By Charlotte Underwood
CARYVILLE, TN (WLAF) – After 72 years, Cove Lake State Park’s pool is closing for good. For many in the community, the pool was where they learned to swim or represented a first job. A favorite hangout and one of the main summer social gathering points in the county, the closing of the pool will impact the community. The state has allocated $400,000 to the park to provide replacement recreational facilities and is seeking community input at a meeting scheduled for today at 5pm at the park recreation building.
Tennessee State parks made the announcement of the Cove Lake pool closing last week. Norris Dam State Park’s pool, as well as nine others around the state will be closing as well. The state’s release cited aging facilities and a decline in attendance as reasons for the closures.
According to the state park’s website, there will be a meeting held on Tuesday, Dec. 14, at Cove Lake State Park at 5 pm for public input on what the state should invest in as an outdoor recreation option since the pool is closing. The meeting will be held at the recreational building at 153 Goose Lane in Caryville.
The 11 swimming pools that will not reopen as of Summer 2022, include Roan Mountain, Warriors’ Path, Panther Creek, Cove Lake, Booker T. Washington, Harrison Bay, David Crockett, David Crockett Birthplace, Norris Dam, Paris Landing, and Tims Ford.
According to the state release, the swimming pools at those parks were closed in 2020 and 2021 due to complications related to COVID-19 and “reopening the pools is unfeasible due to aging facilities, declining visitation pre-COVID 19, and high expenses.”
Tennessee State Parks has allocated $400,000 for each park to invest in new outdoor recreation activities. State parks officials encourage Tennesseans to voice their opinions on options for alternative, year-round outdoor recreational operations at each park.
For many in Campbell County, the pool closing marks the end of an era. For 72 years area children learned to swim and socialize at the local swimming pool.
Gary Gray said he was nine- years- old when his mother took him and his twin brother Jerry to the pool for swimming lessons. Later, when Gary attended college in Birmingham at Samford University, he came back each summer to be employed as a life guard at the pool and helped teach a number of community kids to swim as well. Gray was a life guard at the pool each summer from 1971 through 1975. He said it was a “summer dream job” and he and other local lifeguards had a great time each summer.
“In those days, the pool was the center of the county’s entertainment. It brought people together from Caryville, LaFollette and Jacksboro,” Gray said, describing summer picnics and swim excursions.
According to Gray, the local pool helped bring kids and parents together each season, even hardcore sports rivals were fast friends at the pool.
“Them guys from Jacksboro could be your arch enemy during a ballgame and then in summer those guys were your best friend at the pool. It really brought people together,” Gray said, adding that he would be sad to see the pool shutdown.
According to Sugar Freeman, who frequented the pool in its hey day as well, the pool was “the gathering place” for the county.

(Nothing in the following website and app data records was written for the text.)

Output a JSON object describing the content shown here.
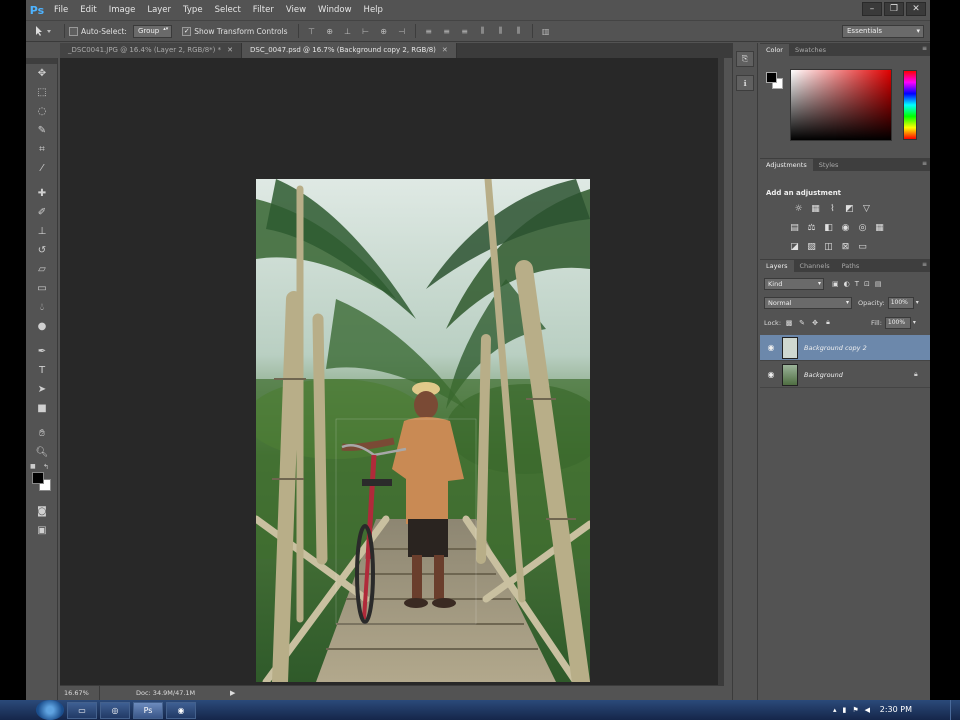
{
  "app": {
    "logo": "Ps",
    "accent": "#4eb3ff"
  },
  "menu": [
    "File",
    "Edit",
    "Image",
    "Layer",
    "Type",
    "Select",
    "Filter",
    "View",
    "Window",
    "Help"
  ],
  "window_controls": {
    "minimize": "–",
    "restore": "❐",
    "close": "✕"
  },
  "options_bar": {
    "tool_icon": "move-tool-icon",
    "auto_select_label": "Auto-Select:",
    "auto_select_checked": false,
    "auto_select_target": "Group",
    "show_transform_label": "Show Transform Controls",
    "show_transform_checked": true,
    "workspace": "Essentials"
  },
  "tabs": [
    {
      "title": "_DSC0041.JPG @ 16.4% (Layer 2, RGB/8*) *",
      "active": false
    },
    {
      "title": "DSC_0047.psd @ 16.7% (Background copy 2, RGB/8)",
      "active": true
    }
  ],
  "tools": [
    "move-tool",
    "marquee-tool",
    "lasso-tool",
    "quick-selection-tool",
    "crop-tool",
    "eyedropper-tool",
    "healing-brush-tool",
    "brush-tool",
    "clone-stamp-tool",
    "history-brush-tool",
    "eraser-tool",
    "gradient-tool",
    "blur-tool",
    "dodge-tool",
    "pen-tool",
    "type-tool",
    "path-selection-tool",
    "rectangle-tool",
    "hand-tool",
    "zoom-tool"
  ],
  "colors": {
    "foreground": "#000000",
    "background": "#ffffff",
    "selection_blue": "#6c88ab"
  },
  "status": {
    "zoom": "16.67%",
    "doc": "Doc: 34.9M/47.1M"
  },
  "color_panel": {
    "tabs": [
      "Color",
      "Swatches"
    ],
    "active": "Color"
  },
  "adjustments_panel": {
    "tabs": [
      "Adjustments",
      "Styles"
    ],
    "active": "Adjustments",
    "heading": "Add an adjustment"
  },
  "layers_panel": {
    "tabs": [
      "Layers",
      "Channels",
      "Paths"
    ],
    "active": "Layers",
    "filter": "Kind",
    "blend_mode": "Normal",
    "opacity_label": "Opacity:",
    "opacity": "100%",
    "lock_label": "Lock:",
    "fill_label": "Fill:",
    "fill": "100%",
    "layers": [
      {
        "name": "Background copy 2",
        "selected": true,
        "locked": false,
        "visible": true
      },
      {
        "name": "Background",
        "selected": false,
        "locked": true,
        "visible": true
      }
    ]
  },
  "taskbar": {
    "time": "2:30 PM"
  }
}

Many a junior and high school summer was spent practicing high dives at the pool.
Freeman said she remembers her and her friends having goals to do a flip off the high diving board.
“We would wear t-shirts so if we belly flopped or landed on our backs it wouldn’t hurt as bad,” Freeman recalled. She said she was also sad to see the pool go.
“It was where my friends and I always hung out. The parents would drop us off, and that’s how we spent our summers,” Freeman said.
The announcement of the pool closing comes after two inactive seasons due to the pandemic. According to numbers, pool visitation was also down prior to the 2020-21 closure. After taking this into consideration, along with the age of the pool, state officials announced the pool would not reopen as of Summer 2022. Due to its age, Cove Lake’s pool as well as others would all require “major maintenance upgrades while usage continues to decline,” said TDEC deputy of Commissioners Jim Brysoni.
According to a statement on the park’s website, “Tennessee State Parks can no longer justify to Tennessee taxpayers the costs associated with keeping this pool in operation.However, we are excited to have the opportunity to invest in a more fiscally responsible outdoor recreation option at Cove Lake State Park that would provide year-round benefits.”
If unable to attend the public input meeting, you can visit HERE to provide input regarding future recreational options. (WLAF NEWS PUBLISHED – 12/14/2021-6AM)